Despite substantial advances and improved outcomes post-CABG surgery, postoperative depression remains a serious concern. Because our results are somewhat novel, and not in complete agreement with the existing literature, it would be premature to propose using these polymorphisms for risk stratification; we must consider these results exploratory.

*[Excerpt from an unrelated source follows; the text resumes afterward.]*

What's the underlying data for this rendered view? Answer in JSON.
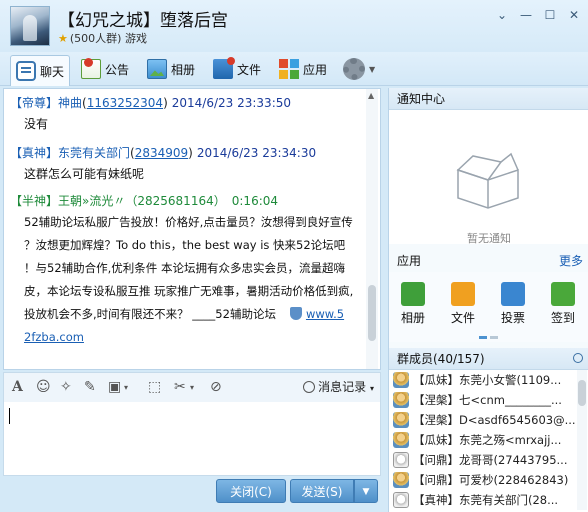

However, the prognostic importance of depressive symptoms both before and after CABG has been demonstrated in several studies, and an improved ability to anticipate the occurrence of these depressive symptoms could prove valuable in reducing the adverse outcomes associated with CABG surgery, especially among depressed individuals.
Supported in part by Grants AG09663 (M.F.N.), HL54316 (MFN), AG17556 (D.A.S.), HL075273 (D.A.S.), and M01-RR-30 (Duke Clinical Research Centers Program) from the National Institutes of Health; and Grants 0256342U (J.P.M.), 9951185U (J.P.M.), 9970128N (M.F.N.), and 0120492U (M.V.P.) from the American Heart Association.
|Andrew Allen, PhD||Carmelo Milano, MD|
|Michael Babyak, PhD||Ellen Bennett, PhD|
|Chonna Campbell, BS||Eugene Moretti, MD|
|Fiona Clements, MD||Richard W. Morris, PhD|
|R. Duane Davis, MD||Mark F. Newman, MD|
|Bonita Funk, RN||Dahlia M. Nielsen, PhD|
|Xiaoyi Gao||Margaret Pericak-Vance, PhD|
|Donald Glower, MD||Barbara Phillips-Bute, PhD|
|Katherine P. Grichnik, MD||Mihai V. Podgoreanu, MD|
|Hilary P. Grocott, MD||Debra A. Schwinn, MD|
|Roger L. Hall, AAS||Andrew D. Shaw, MD|
|Elizabeth Hauser, PhD||Michael P. Smith, MS|
|Steven E. Hill, MD||Peter K. Smith, MD|
|Robert Jones, MD||Mark Stafford-Smith, MD|
|Jerry Kirchner, BS||Sunil Suchandran|
|Daniel Laskowitz, MD||Madhav Swaminathan, MD|
|Andrew Lodge, MD||Jeffrey M. Vance, MD, PhD|
|James Lowe, MD||Ian J. Welsby, MD|
|G. Burkhard Mackensen, MD||William D. White, MPH|
|Eden Martin, PhD||Huntington F. Willard, PhD|
|Joseph P. Mathew, MD||Walter Wolfe, MD|